Tom Nichols, a retired media specialist for elementary schools, takes on a new gig as Kris Kringle

Tom Nichols, a retired media specialist for elementary schools, takes on a new gig as Kris Kringle

With a kind heart and jovial outlook, Tom Nichols makes the perfect Santa. His calm demeanor, cultivated growing up as the only son with five sisters in Clermont, suits a jolly character with a fashion preference for red during holidays.

     A recently retired media specialist of Lake County Public Schools, he spent 30 years at Clermont Elementary where he and all his siblings attended. That grammar school also is where he and his wife Kim sent their son and daughter.

     While retirement presents challenges for some, Nichols sees opportunity to pursue a dream.

     “This idea of becoming Santa has been rolling around in my head for four or five years,” he said. “My sisters encouraged me, saying this role is a perfect fit.”

    He’s had a beard at least three decades. “But it never was this long before. As the color changed from brown to white, people would tell me I looked like Santa.”

   The tall gentleman does gaze upon others with a benevolent twinkle. “I love children, and I love Christmas,” he said. “Combining the two is a joy.”

     He recalls fond holiday memories in his childhood residence built in 1962 with the help of relatives. “I remember one time my sisters and I were in an upstairs bedroom on Christmas Eve. We noticed a blinking red light at the top of a tower across the lake. The red flashes convinced us that Rudolph was leading the sleigh in our direction. We knew we’d better get to sleep fast.”

     His parents collaborated to create special occasions. His mom’s parents immigrated from Sweden, so she prepared elaborate baked goods to carry on tradition. His dad, a doctor who practiced from 1957 to 1983 at the Clermont Medical Center, participated in ruses to protect the Santa myth.

     “Mom would tell us that dad got called to the hospital for an emergency case, so my sisters and I wouldn’t suspect his absence. Of course, we believed her.”

     Meanwhile, his dad snuck away and donned a Santa costume so the children peeking down the steps later that night would see the “real deal” stacking presents under the tree on Christmas Eve.

     Tom continues the custom of generous surprises. “Kris Kringle is a variation of the German Christkind or Christkindl, which means Christ child,” Nichols said. “For me, December 25th is a package deal. It is having Santa and celebrating Christ’s birth.”

    Nichols chuckles in delight about giving gifts to loved ones. He sings low bass in his church choir and enjoys reading classic tales.

     Those looking for wonderful holiday stories to share may enjoy Nichols’ recommendations. “I do love The Polar Express by Chris Van Allsburg (it is popular for a reason) and Santa Calls by William Joyce (it is a bit quirky and fun; DO NOT cheat and read the surprise at the end before reading the entire book.)”

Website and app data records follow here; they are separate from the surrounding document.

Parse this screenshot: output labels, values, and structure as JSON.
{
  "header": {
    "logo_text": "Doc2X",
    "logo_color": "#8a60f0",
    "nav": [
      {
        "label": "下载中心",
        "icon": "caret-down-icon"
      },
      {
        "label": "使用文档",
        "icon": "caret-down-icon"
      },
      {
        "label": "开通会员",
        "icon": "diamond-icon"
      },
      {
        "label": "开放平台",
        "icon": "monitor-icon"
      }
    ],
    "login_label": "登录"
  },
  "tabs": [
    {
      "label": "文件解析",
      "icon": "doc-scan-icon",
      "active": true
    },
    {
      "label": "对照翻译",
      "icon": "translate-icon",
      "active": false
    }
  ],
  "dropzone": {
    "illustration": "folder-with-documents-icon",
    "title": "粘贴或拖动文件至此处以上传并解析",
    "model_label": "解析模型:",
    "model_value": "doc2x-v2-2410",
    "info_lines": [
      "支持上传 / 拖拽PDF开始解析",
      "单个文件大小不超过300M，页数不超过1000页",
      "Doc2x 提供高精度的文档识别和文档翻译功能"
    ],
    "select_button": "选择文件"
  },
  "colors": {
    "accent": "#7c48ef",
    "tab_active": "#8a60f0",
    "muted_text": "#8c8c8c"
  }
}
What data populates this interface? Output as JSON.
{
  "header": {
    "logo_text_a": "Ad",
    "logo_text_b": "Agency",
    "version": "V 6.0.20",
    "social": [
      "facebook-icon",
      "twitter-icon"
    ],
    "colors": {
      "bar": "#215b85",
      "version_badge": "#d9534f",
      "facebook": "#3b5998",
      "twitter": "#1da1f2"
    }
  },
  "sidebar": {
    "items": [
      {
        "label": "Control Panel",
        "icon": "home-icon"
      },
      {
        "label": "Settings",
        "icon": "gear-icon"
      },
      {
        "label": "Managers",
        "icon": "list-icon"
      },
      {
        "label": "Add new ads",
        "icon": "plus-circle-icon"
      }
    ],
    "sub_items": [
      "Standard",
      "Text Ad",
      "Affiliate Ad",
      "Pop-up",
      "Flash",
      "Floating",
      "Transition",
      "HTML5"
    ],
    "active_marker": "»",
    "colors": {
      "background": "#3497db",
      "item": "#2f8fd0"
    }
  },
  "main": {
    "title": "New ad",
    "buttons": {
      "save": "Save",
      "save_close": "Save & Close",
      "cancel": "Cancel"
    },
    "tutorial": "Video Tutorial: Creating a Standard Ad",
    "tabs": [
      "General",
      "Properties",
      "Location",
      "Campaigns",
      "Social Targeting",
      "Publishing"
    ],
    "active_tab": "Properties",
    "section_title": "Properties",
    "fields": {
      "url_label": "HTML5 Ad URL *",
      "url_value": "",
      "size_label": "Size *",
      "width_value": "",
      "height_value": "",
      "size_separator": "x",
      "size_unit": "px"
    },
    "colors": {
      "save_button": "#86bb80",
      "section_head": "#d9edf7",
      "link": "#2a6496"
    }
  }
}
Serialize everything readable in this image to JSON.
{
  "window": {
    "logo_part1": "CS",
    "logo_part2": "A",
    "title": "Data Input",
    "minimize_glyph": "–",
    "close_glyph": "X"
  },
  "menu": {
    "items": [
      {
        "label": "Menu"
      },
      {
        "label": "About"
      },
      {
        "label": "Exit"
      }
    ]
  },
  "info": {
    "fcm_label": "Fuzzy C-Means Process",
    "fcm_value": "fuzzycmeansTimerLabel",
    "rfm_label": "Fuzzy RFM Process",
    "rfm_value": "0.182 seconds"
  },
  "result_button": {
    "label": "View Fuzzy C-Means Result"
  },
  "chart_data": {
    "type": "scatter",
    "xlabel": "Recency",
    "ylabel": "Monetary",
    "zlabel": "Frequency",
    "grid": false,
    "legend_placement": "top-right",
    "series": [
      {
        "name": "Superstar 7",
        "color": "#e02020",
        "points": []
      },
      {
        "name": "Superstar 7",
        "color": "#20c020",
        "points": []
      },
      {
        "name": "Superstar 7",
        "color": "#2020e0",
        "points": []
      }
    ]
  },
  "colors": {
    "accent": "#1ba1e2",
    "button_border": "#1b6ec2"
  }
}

     Another favorite of his is Mr. Willowby's Christmas Tree by Robert Barry. “I remember hearing this on the Captain Kangaroo TV show when I was little and enjoyed reading it with my students in the media center,” Nichols said.

Other Christmas books to check out:



“25 Free Christmas Books Online & Read Aloud Stories for the Holidays” compiled by Jacquie Fisher


Top 10 Free Classic Christmas Stories compiled by Naomi White


Photo credit: Ryan Jensen